- [TASK STATEMENT]: All the entries that follow are to be returned exactly.

DATA RECORDS START

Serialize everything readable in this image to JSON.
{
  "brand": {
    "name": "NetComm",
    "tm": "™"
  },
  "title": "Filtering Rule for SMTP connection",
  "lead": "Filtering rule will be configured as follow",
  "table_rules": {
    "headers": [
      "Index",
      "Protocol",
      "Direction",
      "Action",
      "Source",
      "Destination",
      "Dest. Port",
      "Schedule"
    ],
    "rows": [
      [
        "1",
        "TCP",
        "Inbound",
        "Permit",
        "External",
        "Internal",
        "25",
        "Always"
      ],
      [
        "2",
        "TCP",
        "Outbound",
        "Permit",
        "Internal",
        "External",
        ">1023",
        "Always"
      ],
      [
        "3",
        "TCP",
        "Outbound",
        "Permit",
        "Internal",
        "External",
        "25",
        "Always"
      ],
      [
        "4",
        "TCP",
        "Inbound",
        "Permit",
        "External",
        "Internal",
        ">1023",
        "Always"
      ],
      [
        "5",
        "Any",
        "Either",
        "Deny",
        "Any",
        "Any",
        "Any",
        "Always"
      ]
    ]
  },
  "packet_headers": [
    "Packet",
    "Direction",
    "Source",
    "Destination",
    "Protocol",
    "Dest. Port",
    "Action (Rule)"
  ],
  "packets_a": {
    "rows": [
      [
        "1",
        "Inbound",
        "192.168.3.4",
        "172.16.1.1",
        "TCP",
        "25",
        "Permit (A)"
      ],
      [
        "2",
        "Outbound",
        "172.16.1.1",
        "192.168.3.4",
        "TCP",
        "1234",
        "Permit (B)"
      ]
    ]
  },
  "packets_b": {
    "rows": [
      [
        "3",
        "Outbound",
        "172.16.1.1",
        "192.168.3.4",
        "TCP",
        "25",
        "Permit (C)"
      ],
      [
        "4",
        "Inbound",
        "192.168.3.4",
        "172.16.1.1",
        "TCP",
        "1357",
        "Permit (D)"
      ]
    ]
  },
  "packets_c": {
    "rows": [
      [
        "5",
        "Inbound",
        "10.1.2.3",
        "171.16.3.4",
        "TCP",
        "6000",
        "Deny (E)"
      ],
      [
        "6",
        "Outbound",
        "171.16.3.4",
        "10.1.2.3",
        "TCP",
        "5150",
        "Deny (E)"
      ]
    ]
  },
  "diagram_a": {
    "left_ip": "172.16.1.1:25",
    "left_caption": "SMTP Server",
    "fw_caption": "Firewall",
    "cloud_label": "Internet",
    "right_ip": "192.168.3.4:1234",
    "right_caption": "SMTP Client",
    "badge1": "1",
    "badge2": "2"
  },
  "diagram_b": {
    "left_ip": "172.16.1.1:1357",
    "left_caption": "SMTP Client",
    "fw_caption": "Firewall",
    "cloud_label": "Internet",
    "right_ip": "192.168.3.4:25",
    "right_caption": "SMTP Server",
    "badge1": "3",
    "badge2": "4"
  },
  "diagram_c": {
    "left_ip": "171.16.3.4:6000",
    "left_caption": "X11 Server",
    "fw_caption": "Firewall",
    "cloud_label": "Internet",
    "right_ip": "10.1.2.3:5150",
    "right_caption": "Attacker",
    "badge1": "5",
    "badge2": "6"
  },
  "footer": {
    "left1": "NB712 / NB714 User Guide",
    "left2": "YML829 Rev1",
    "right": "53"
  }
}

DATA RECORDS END

- [EXPECTED ANSWER]:
Serialize everything readable in this image to JSON.
{
  "brand": {
    "name": "NetComm",
    "tm": "™"
  },
  "title": "Filtering Rule for SMTP connection",
  "lead": "Filtering rule will be configured as follow",
  "table_rules": {
    "headers": [
      "Index",
      "Protocol",
      "Direction",
      "Action",
      "Source",
      "Destination",
      "Dest. Port",
      "Schedule"
    ],
    "rows": [
      [
        "1",
        "TCP",
        "Inbound",
        "Permit",
        "External",
        "Internal",
        "25",
        "Always"
      ],
      [
        "2",
        "TCP",
        "Outbound",
        "Permit",
        "Internal",
        "External",
        ">1023",
        "Always"
      ],
      [
        "3",
        "TCP",
        "Outbound",
        "Permit",
        "Internal",
        "External",
        "25",
        "Always"
      ],
      [
        "4",
        "TCP",
        "Inbound",
        "Permit",
        "External",
        "Internal",
        ">1023",
        "Always"
      ],
      [
        "5",
        "Any",
        "Either",
        "Deny",
        "Any",
        "Any",
        "Any",
        "Always"
      ]
    ]
  },
  "packet_headers": [
    "Packet",
    "Direction",
    "Source",
    "Destination",
    "Protocol",
    "Dest. Port",
    "Action (Rule)"
  ],
  "packets_a": {
    "rows": [
      [
        "1",
        "Inbound",
        "192.168.3.4",
        "172.16.1.1",
        "TCP",
        "25",
        "Permit (A)"
      ],
      [
        "2",
        "Outbound",
        "172.16.1.1",
        "192.168.3.4",
        "TCP",
        "1234",
        "Permit (B)"
      ]
    ]
  },
  "packets_b": {
    "rows": [
      [
        "3",
        "Outbound",
        "172.16.1.1",
        "192.168.3.4",
        "TCP",
        "25",
        "Permit (C)"
      ],
      [
        "4",
        "Inbound",
        "192.168.3.4",
        "172.16.1.1",
        "TCP",
        "1357",
        "Permit (D)"
      ]
    ]
  },
  "packets_c": {
    "rows": [
      [
        "5",
        "Inbound",
        "10.1.2.3",
        "171.16.3.4",
        "TCP",
        "6000",
        "Deny (E)"
      ],
      [
        "6",
        "Outbound",
        "171.16.3.4",
        "10.1.2.3",
        "TCP",
        "5150",
        "Deny (E)"
      ]
    ]
  },
  "diagram_a": {
    "left_ip": "172.16.1.1:25",
    "left_caption": "SMTP Server",
    "fw_caption": "Firewall",
    "cloud_label": "Internet",
    "right_ip": "192.168.3.4:1234",
    "right_caption": "SMTP Client",
    "badge1": "1",
    "badge2": "2"
  },
  "diagram_b": {
    "left_ip": "172.16.1.1:1357",
    "left_caption": "SMTP Client",
    "fw_caption": "Firewall",
    "cloud_label": "Internet",
    "right_ip": "192.168.3.4:25",
    "right_caption": "SMTP Server",
    "badge1": "3",
    "badge2": "4"
  },
  "diagram_c": {
    "left_ip": "171.16.3.4:6000",
    "left_caption": "X11 Server",
    "fw_caption": "Firewall",
    "cloud_label": "Internet",
    "right_ip": "10.1.2.3:5150",
    "right_caption": "Attacker",
    "badge1": "5",
    "badge2": "6"
  },
  "footer": {
    "left1": "NB712 / NB714 User Guide",
    "left2": "YML829 Rev1",
    "right": "53"
  }
}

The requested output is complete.